Thursday night was our Preview Performance — our first time performing for an audience. And it was a blast! Their reception was warm and welcoming and a rollicking good time was had by all.
We continue with performances tonight and Saturday night. And close with a matinee performance on Sunday. Please join us if you can!
The bad news is that I’ve done a woefully bad job of keeping up with the Director’s Blog this year. I’m not proud of that and I do apologize.
The good news is that the cast and crew have been working like mad and the show is in terrific shape. The blocking and choreography have been in place for a few weeks now. But it’s pretty intricate in places and has been taking a bit of time to learn and to work out the kinks.
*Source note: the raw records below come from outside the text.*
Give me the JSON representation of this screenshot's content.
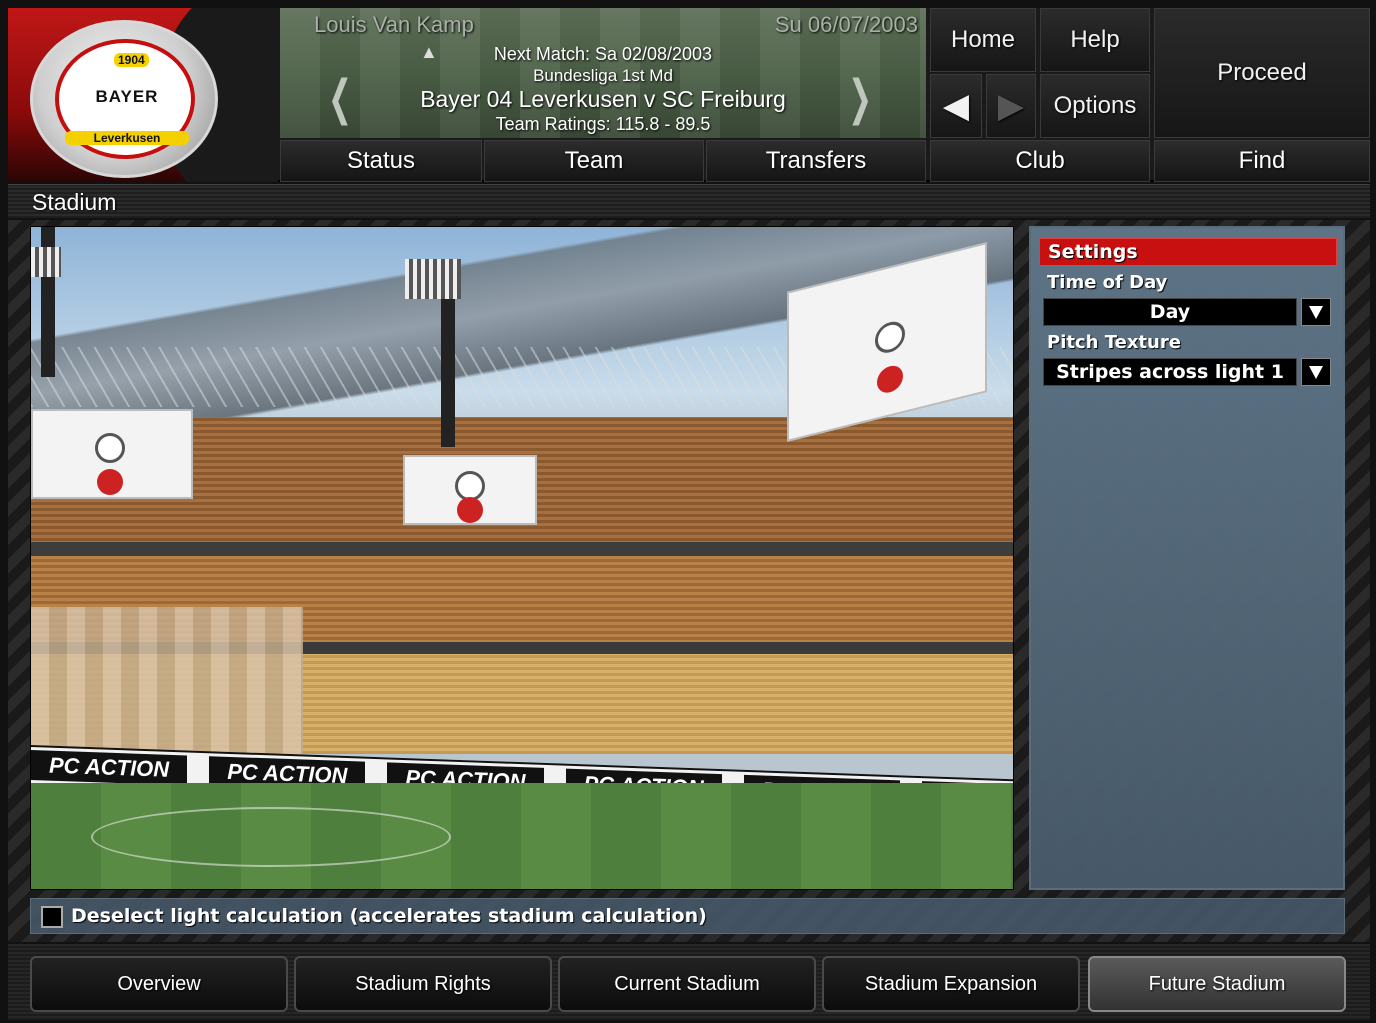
{
  "header": {
    "manager_name": "Louis Van Kamp",
    "game_date": "Su 06/07/2003",
    "next_match": "Next Match: Sa 02/08/2003",
    "competition": "Bundesliga 1st Md",
    "fixture": "Bayer 04 Leverkusen v SC Freiburg",
    "team_ratings": "Team Ratings: 115.8 - 89.5",
    "logo": {
      "year": "1904",
      "name": "BAYER",
      "city": "Leverkusen"
    },
    "buttons": {
      "home": "Home",
      "help": "Help",
      "options": "Options",
      "proceed": "Proceed"
    },
    "tabs": {
      "status": "Status",
      "team": "Team",
      "transfers": "Transfers",
      "club": "Club",
      "find": "Find"
    }
  },
  "page_title": "Stadium",
  "settings": {
    "header": "Settings",
    "time_of_day_label": "Time of Day",
    "time_of_day_value": "Day",
    "pitch_texture_label": "Pitch Texture",
    "pitch_texture_value": "Stripes across light 1"
  },
  "light_calculation": {
    "label": "Deselect light calculation (accelerates stadium calculation)",
    "checked": false
  },
  "viewport": {
    "ad_text": "PC ACTION"
  },
  "bottom_tabs": {
    "overview": "Overview",
    "stadium_rights": "Stadium Rights",
    "current_stadium": "Current Stadium",
    "stadium_expansion": "Stadium Expansion",
    "future_stadium": "Future Stadium",
    "active": "future_stadium"
  },
  "colors": {
    "accent_red": "#c81010",
    "panel_blue": "#586e80"
  }
}
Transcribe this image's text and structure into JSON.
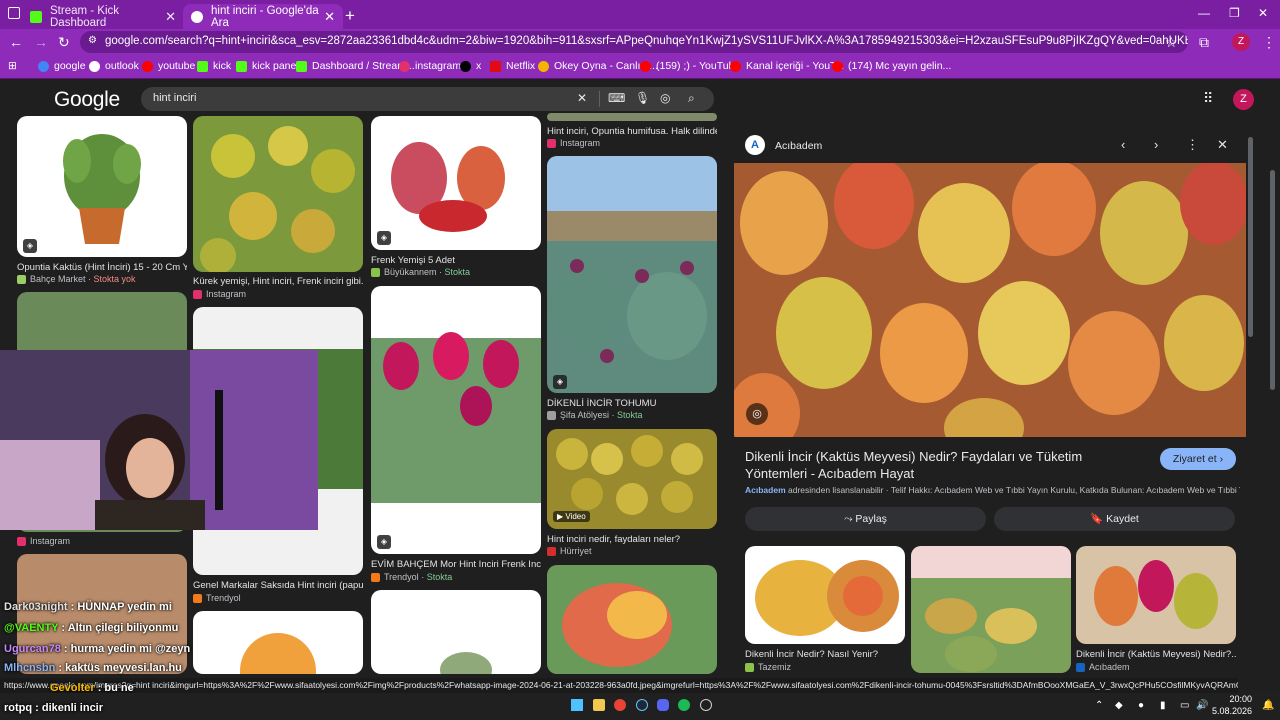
{
  "tabs": [
    {
      "title": "Stream - Kick Dashboard",
      "active": false
    },
    {
      "title": "hint inciri - Google'da Ara",
      "active": true
    }
  ],
  "url": "google.com/search?q=hint+inciri&sca_esv=2872aa23361dbd4c&udm=2&biw=1920&bih=911&sxsrf=APpeQnuhqeYn1KwjZ1ySVS11UFJvlKX-A%3A1785949215303&ei=H2xzauSFEsuP9u8PjIKZgQY&ved=0ahUKEwikkcKk-4mWAxXLh_0HHQxBJmAQ4dUD...",
  "bookmarks": [
    {
      "label": "google",
      "color": "#4285f4"
    },
    {
      "label": "outlook",
      "color": "#ffffff"
    },
    {
      "label": "youtube",
      "color": "#ff0000"
    },
    {
      "label": "kick",
      "color": "#53fc18"
    },
    {
      "label": "kick panel",
      "color": "#53fc18"
    },
    {
      "label": "Dashboard / Stream...",
      "color": "#53fc18"
    },
    {
      "label": "instagram",
      "color": "#e1306c"
    },
    {
      "label": "x",
      "color": "#000000"
    },
    {
      "label": "Netflix",
      "color": "#e50914"
    },
    {
      "label": "Okey Oyna - Canlı 1...",
      "color": "#f4b400"
    },
    {
      "label": "(159) ;) - YouTube",
      "color": "#ff0000"
    },
    {
      "label": "Kanal içeriği - YouT...",
      "color": "#ff0000"
    },
    {
      "label": "(174) Mc yayın gelin...",
      "color": "#ff0000"
    }
  ],
  "google": {
    "logo": "Google",
    "query": "hint inciri",
    "avatar": "Z"
  },
  "results": [
    {
      "title": "Opuntia Kaktüs (Hint İnciri) 15 - 20 Cm Yeşil",
      "source": "Bahçe Market",
      "stock": "Stokta yok"
    },
    {
      "title": "Kürek yemişi, Hint inciri, Frenk inciri gibi...",
      "source": "Instagram",
      "stock": ""
    },
    {
      "title": "Frenk Yemişi 5 Adet",
      "source": "Büyükannem",
      "stock": "Stokta"
    },
    {
      "title": "Hint inciri, Opuntia humifusa. Halk dilinde...",
      "source": "Instagram",
      "stock": ""
    },
    {
      "title": "DİKENLİ İNCİR TOHUMU",
      "source": "Şifa Atölyesi",
      "stock": "Stokta"
    },
    {
      "title": "Hint inciri nedir, faydaları neler?",
      "source": "Hürriyet",
      "stock": ""
    },
    {
      "title": "Genel Markalar Saksıda Hint inciri (papuç...",
      "source": "Trendyol",
      "stock": ""
    },
    {
      "title": "EVİM BAHÇEM Mor Hint Inciri Frenk Inciri...",
      "source": "Trendyol",
      "stock": "Stokta"
    },
    {
      "title": "",
      "source": "Instagram",
      "stock": ""
    }
  ],
  "video_label": "Video",
  "panel": {
    "site": "Acıbadem",
    "title": "Dikenli İncir (Kaktüs Meyvesi) Nedir? Faydaları ve Tüketim Yöntemleri - Acıbadem Hayat",
    "visit": "Ziyaret et",
    "license_src": "Acıbadem",
    "license_text": "adresinden lisanslanabilir · Telif Hakkı: Acıbadem Web ve Tıbbi Yayın Kurulu, Katkıda Bulunan: Acıbadem Web ve Tıbbi Yayı...",
    "share": "Paylaş",
    "save": "Kaydet",
    "related": [
      {
        "title": "Dikenli İncir Nedir? Nasıl Yenir?",
        "source": "Tazemiz"
      },
      {
        "title": "",
        "source": ""
      },
      {
        "title": "Dikenli İncir (Kaktüs Meyvesi) Nedir?...",
        "source": "Acıbadem"
      }
    ]
  },
  "status_url": "https://www.google.com/imgres?q=hint inciri&imgurl=https%3A%2F%2Fwww.sifaatolyesi.com%2Fimg%2Fproducts%2Fwhatsapp-image-2024-06-21-at-203228-963a0fd.jpeg&imgrefurl=https%3A%2F%2Fwww.sifaatolyesi.com%2Fdikenli-incir-tohumu-0045%3Fsrsltid%3DAfmBOooXMGaEA_V_3rwxQcPHu5COsfilMKyvAQRAmOVQfLhoq1xGpPZ8&docid=...",
  "chat": [
    {
      "user": "Dark03night",
      "msg": ": HÜNNAP yedin mi",
      "color": "#e0e0e0"
    },
    {
      "user": "@VAENTY",
      "msg": ": Altın çilegi biliyonmu",
      "color": "#53fc18"
    },
    {
      "user": "Ugurcan78",
      "msg": ": hurma yedin mi @zeyn",
      "color": "#c58af9"
    },
    {
      "user": "Mlhcnsbn",
      "msg": ": kaktüs meyvesi.lan.hu",
      "color": "#8ab4f8"
    },
    {
      "user": "Gevolter",
      "msg": ": bu ne",
      "color": "#fbbc04"
    },
    {
      "user": "rotpq",
      "msg": ": dikenli incir",
      "color": "#ffffff"
    }
  ],
  "clock": {
    "time": "20:00",
    "date": "5.08.2026"
  }
}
I had to be away for a few days earlier this week to work on another production and charged the cast with implementing new notes and working out presistent problems in my absence.
When I returned last night, I was treated to a sharply focused, intricately nuanced, hilarious, and musically sound run-through of the entire show. Bravo to all!
We move into the theater next week and will then have just a few rehearsals to work out all the technical aspects of the production. But the show is in solid shape; and our designers, running crew, and technical staff can’t wait to get their hands on it.
Get your tickets now — you really are going to love it!
Last night we gathered the entire cast together for an initial sing-through of the score. Lovely. We’ve got some rehearsin’ to do, of course, but it was lovely.
Tonight I worked with Josephine and Ralph on their one and only scene alone together and also on their duet “Refrain Audacious Tar.” We focused on duality of intent, emotional content of individual lines, and on the actorly delivery of a song. Good stuff!
For some reason I keep going back to Hepburn and Grant in “Philadelphia Story” for character inspiration in this scene. I guess it’s all those times Ralph refers to Josephine as “unfeeling beauty” and “haughty lady.”
We had lots of fun in today’s rehearsal.
With only the principal actors (and understudies) present, we read through the scenes which are sprinkled between the songs. We focused on the words and on telling the story. And played liberally with character choices. We experimented with accents and acting quality; and discussed the power and effect of unusal/out-0f-the-norm character choices.
It’s all fun and games right now. But we may have stumbled upon some insights which will carry over into future rehearsals and performances.